Local residents Anna Vanderbom and Brian Langenberg are excited about the future of Queen Elizabeth II Medical Centre (QEIIMC).
“The first thing I’d like to say,” says Anna as she sits down at Coffee Anatomy, “is that we are very lucky to have QEIIMC.”
Brian nods his agreement and sits next to her. She continues, “Staff service is exceptional, and the facility compares well to other medical centres in Perth.”
Anna and Brian point to the map on the table, a smaller version of the large comments map at the engagement hubs, and list the places they love at QEIIMC and what they are hopeful to see from the Master Plan. Both speak with enthusiasm at the future potential for the area they live in.
“These green areas,” Brian says, “they’re just fantastic, and we would love to see more trees and green spaces in the centre for everyone to use.”
Both Anna and Brian have seen many changes at QEIIMC over the years. New buildings and new developments have arrived and changed the landscape of the Campus, and they are pleased to have been consulted throughout the process.
Despite some concerns about increased traffic, the ongoing consideration of transportation and parking needs for QEIIMC has impressed the Nedlands residents.
“I’m from the days where you could sail around here and do seventy to Loftus Street,” Brian says, gesturing to Winthrop Avenue and the entrance to the multi-storey car park, “but things change, and like everything else at QEIIMC we all have to understand that these changes are for a reason.”
“We like to know safety on the roads is a high priority as traffic increases,” Anna says, “Monash Avenue has many people walking across it and I would love to see further initiatives put in place to increase the level of safety for residents, patients and staff.”
Brian agrees, tracing his finger along the roads and explaining that although he doesn’t think Lycra is for him, he still loves to cycle, and the area has the potential to be beautiful for cyclists.
“There are great cycle paths around QEIIMC, especially towards Stirling Highway and along Winthrop Avenue, and I think if there were more options for cyclists, there would be less traffic.”
As residents, Anna and Brian say they have no trouble finding their way about the surrounds of QEIIMC and within the Campus itself, but they add that, for some newcomers to the area, it might not be as easy.
“I would love to see more signage,” Anna says. Brian adds “More internal and external way-finding for patients and visitors would be good to help further remove the existing stress of traumatic times.”
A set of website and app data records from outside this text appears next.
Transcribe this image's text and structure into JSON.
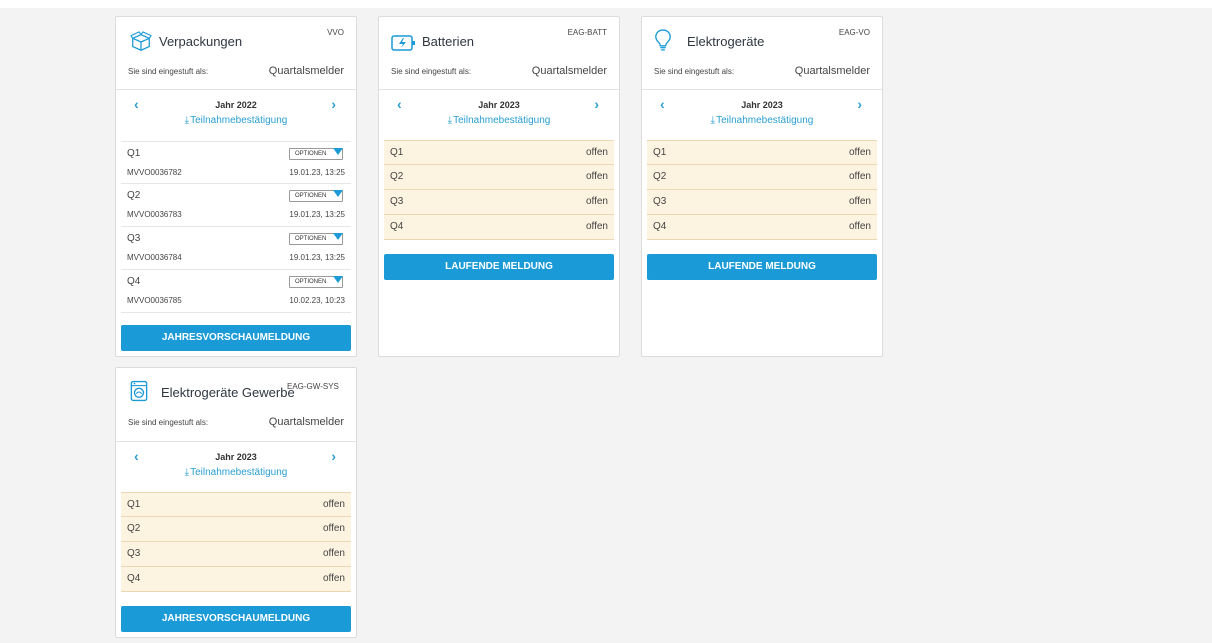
{
  "cards": [
    {
      "title": "Verpackungen",
      "code": "VVO",
      "icon": "package-icon",
      "classified_label": "Sie sind eingestuft als:",
      "classified_value": "Quartalsmelder",
      "year": "Jahr 2022",
      "participation": "Teilnahmebestätigung",
      "submissions": [
        {
          "quarter": "Q1",
          "id": "MVVO0036782",
          "date": "19.01.23, 13:25",
          "options": "OPTIONEN"
        },
        {
          "quarter": "Q2",
          "id": "MVVO0036783",
          "date": "19.01.23, 13:25",
          "options": "OPTIONEN"
        },
        {
          "quarter": "Q3",
          "id": "MVVO0036784",
          "date": "19.01.23, 13:25",
          "options": "OPTIONEN"
        },
        {
          "quarter": "Q4",
          "id": "MVVO0036785",
          "date": "10.02.23, 10:23",
          "options": "OPTIONEN"
        }
      ],
      "button": "JAHRESVORSCHAUMELDUNG"
    },
    {
      "title": "Batterien",
      "code": "EAG-BATT",
      "icon": "battery-icon",
      "classified_label": "Sie sind eingestuft als:",
      "classified_value": "Quartalsmelder",
      "year": "Jahr 2023",
      "participation": "Teilnahmebestätigung",
      "quarters": [
        {
          "name": "Q1",
          "status": "offen"
        },
        {
          "name": "Q2",
          "status": "offen"
        },
        {
          "name": "Q3",
          "status": "offen"
        },
        {
          "name": "Q4",
          "status": "offen"
        }
      ],
      "button": "LAUFENDE MELDUNG"
    },
    {
      "title": "Elektrogeräte",
      "code": "EAG-VO",
      "icon": "lightbulb-icon",
      "classified_label": "Sie sind eingestuft als:",
      "classified_value": "Quartalsmelder",
      "year": "Jahr 2023",
      "participation": "Teilnahmebestätigung",
      "quarters": [
        {
          "name": "Q1",
          "status": "offen"
        },
        {
          "name": "Q2",
          "status": "offen"
        },
        {
          "name": "Q3",
          "status": "offen"
        },
        {
          "name": "Q4",
          "status": "offen"
        }
      ],
      "button": "LAUFENDE MELDUNG"
    },
    {
      "title": "Elektrogeräte Gewerbe",
      "code": "EAG-GW-SYS",
      "icon": "washing-machine-icon",
      "classified_label": "Sie sind eingestuft als:",
      "classified_value": "Quartalsmelder",
      "year": "Jahr 2023",
      "participation": "Teilnahmebestätigung",
      "quarters": [
        {
          "name": "Q1",
          "status": "offen"
        },
        {
          "name": "Q2",
          "status": "offen"
        },
        {
          "name": "Q3",
          "status": "offen"
        },
        {
          "name": "Q4",
          "status": "offen"
        }
      ],
      "button": "JAHRESVORSCHAUMELDUNG"
    }
  ],
  "colors": {
    "accent": "#1a9ad6",
    "quarter_row_bg": "#fdf3e1",
    "page_bg": "#f3f3f4"
  }
}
They sit back and think of anything else they would like to add. Anna leans forward and places her hand over the entire map of QEIIMC.
“QEIIMC is in a perfect position to be the community friendly hospital, the place that cares about you, the place to come if something has happened because you know they will support you.”
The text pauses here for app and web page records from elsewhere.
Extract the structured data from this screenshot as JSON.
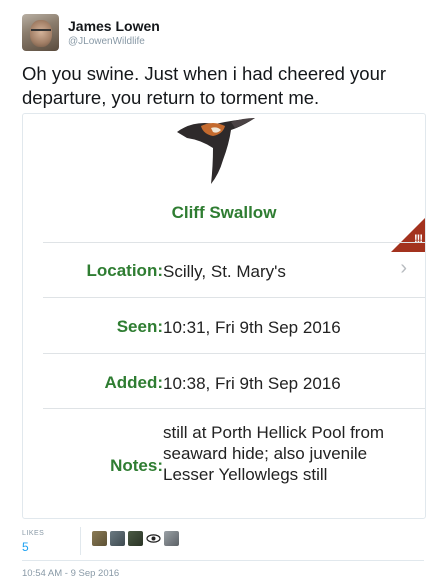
{
  "tweet": {
    "author_name": "James Lowen",
    "author_handle": "@JLowenWildlife",
    "text": "Oh you swine. Just when i had cheered your departure, you return to torment me.",
    "timestamp": "10:54 AM - 9 Sep 2016"
  },
  "card": {
    "species": "Cliff Swallow",
    "rarity_marker": "!!!",
    "rows": [
      {
        "label": "Location:",
        "value": "Scilly, St. Mary's"
      },
      {
        "label": "Seen:",
        "value": "10:31, Fri 9th Sep 2016"
      },
      {
        "label": "Added:",
        "value": "10:38, Fri 9th Sep 2016"
      },
      {
        "label": "Notes:",
        "value": "still at Porth Hellick Pool from seaward hide; also juvenile Lesser Yellowlegs still"
      }
    ],
    "accent_color": "#2f7d32",
    "rarity_color": "#a3321e"
  },
  "stats": {
    "likes_label": "LIKES",
    "likes_count": "5"
  },
  "icons": [
    "chevron-right-icon"
  ]
}
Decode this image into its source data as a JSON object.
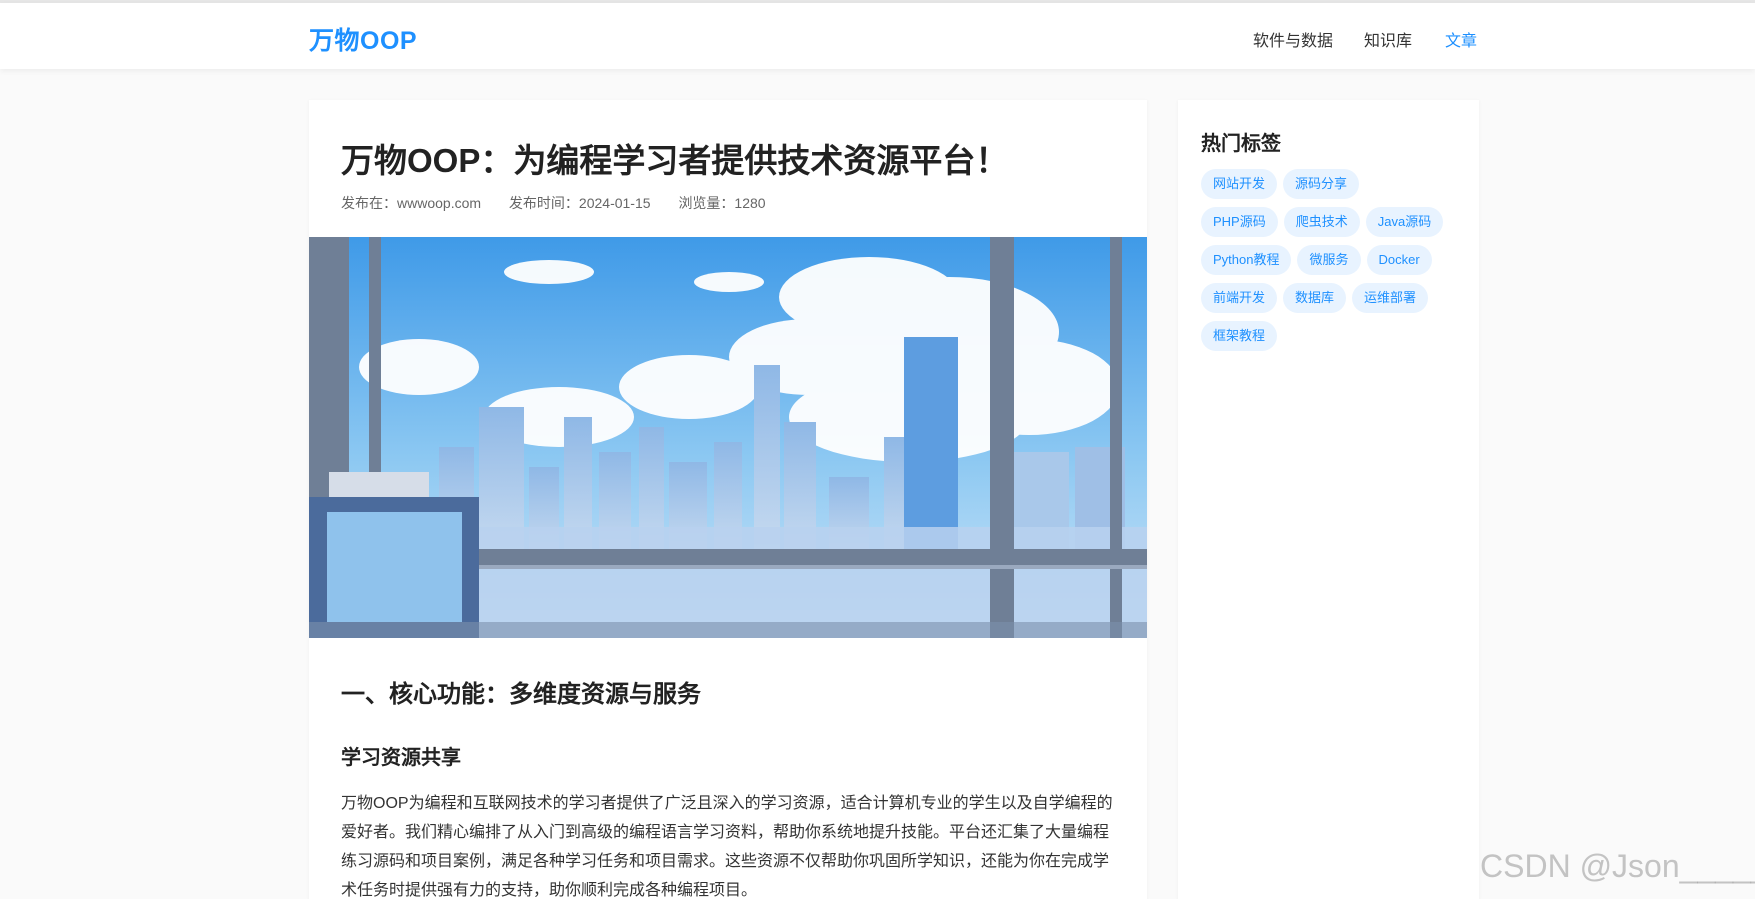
{
  "header": {
    "logo": "万物OOP",
    "nav": [
      {
        "label": "软件与数据"
      },
      {
        "label": "知识库"
      },
      {
        "label": "文章"
      }
    ]
  },
  "article": {
    "title": "万物OOP：为编程学习者提供技术资源平台！",
    "meta": {
      "source": "发布在：wwwoop.com",
      "date": "发布时间：2024-01-15",
      "views": "浏览量：1280"
    },
    "h2": "一、核心功能：多维度资源与服务",
    "h3": "学习资源共享",
    "paragraph": "万物OOP为编程和互联网技术的学习者提供了广泛且深入的学习资源，适合计算机专业的学生以及自学编程的爱好者。我们精心编排了从入门到高级的编程语言学习资料，帮助你系统地提升技能。平台还汇集了大量编程练习源码和项目案例，满足各种学习任务和项目需求。这些资源不仅帮助你巩固所学知识，还能为你在完成学术任务时提供强有力的支持，助你顺利完成各种编程项目。"
  },
  "sidebar": {
    "title": "热门标签",
    "tags": [
      "网站开发",
      "源码分享",
      "PHP源码",
      "爬虫技术",
      "Java源码",
      "Python教程",
      "微服务",
      "Docker",
      "前端开发",
      "数据库",
      "运维部署",
      "框架教程"
    ]
  },
  "watermark": "CSDN @Json_____",
  "colors": {
    "accent": "#1e90ff",
    "tag_bg": "#e8f3ff"
  }
}
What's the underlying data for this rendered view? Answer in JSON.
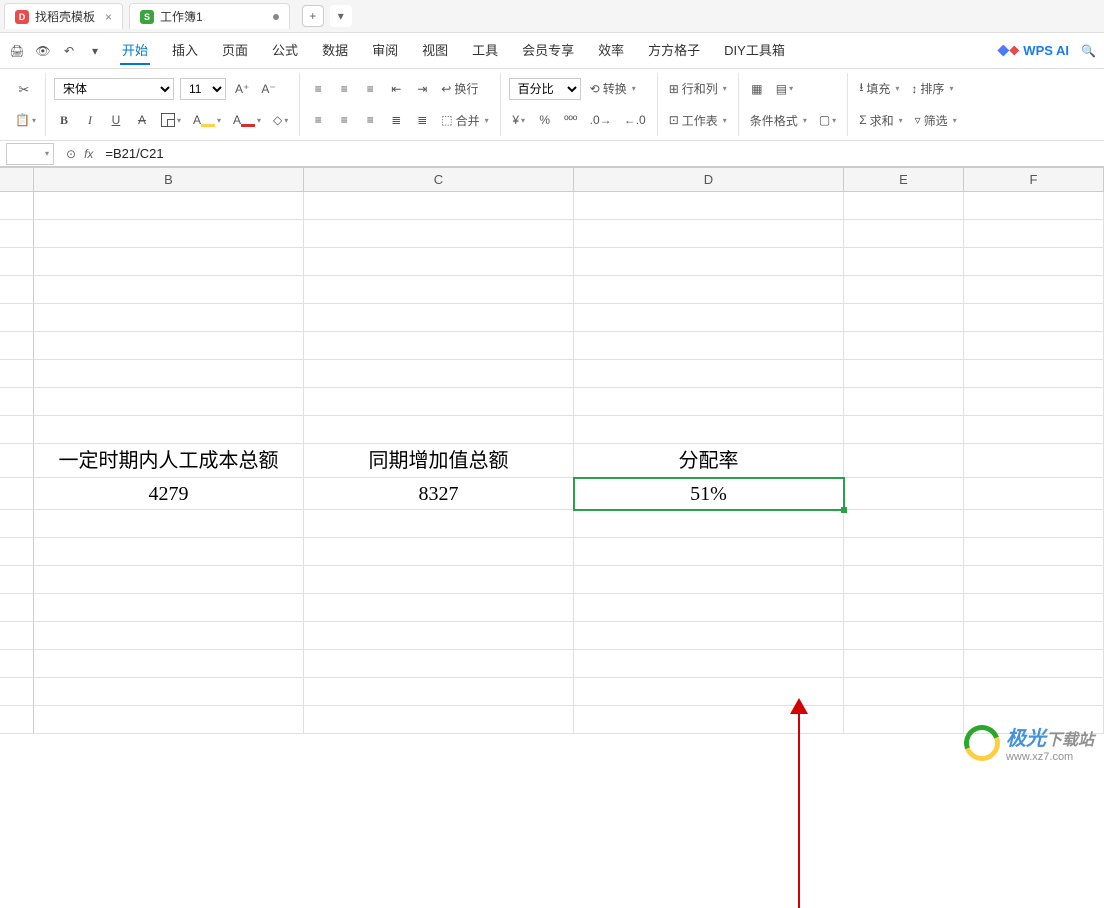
{
  "tabs": {
    "t1": "找稻壳模板",
    "t2": "工作簿1",
    "add": "+"
  },
  "menu": {
    "items": [
      "开始",
      "插入",
      "页面",
      "公式",
      "数据",
      "审阅",
      "视图",
      "工具",
      "会员专享",
      "效率",
      "方方格子",
      "DIY工具箱"
    ]
  },
  "wpsai": "WPS AI",
  "ribbon": {
    "font_name": "宋体",
    "font_size": "11",
    "A_plus": "A⁺",
    "A_minus": "A⁻",
    "B": "B",
    "I": "I",
    "U": "U",
    "S": "A",
    "numfmt": "百分比",
    "convert": "转换",
    "rowcol": "行和列",
    "worksheet": "工作表",
    "condfmt": "条件格式",
    "wrap": "换行",
    "merge": "合并",
    "fill": "填充",
    "sort": "排序",
    "sum": "求和",
    "filter": "筛选"
  },
  "formula_bar": {
    "formula": "=B21/C21"
  },
  "columns": [
    "B",
    "C",
    "D",
    "E",
    "F"
  ],
  "data": {
    "headers": {
      "B": "一定时期内人工成本总额",
      "C": "同期增加值总额",
      "D": "分配率"
    },
    "values": {
      "B": "4279",
      "C": "8327",
      "D": "51%"
    }
  },
  "watermark": {
    "t1": "极光",
    "t2": "下载站",
    "url": "www.xz7.com"
  }
}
“We’re looking forward to the future of QEII,” Brian says, “This is a high-quality Medical Centre offering great services to Western Australians. That nexus between different areas on campus working collectively towards better, more innovative solutions for healthcare is exciting.”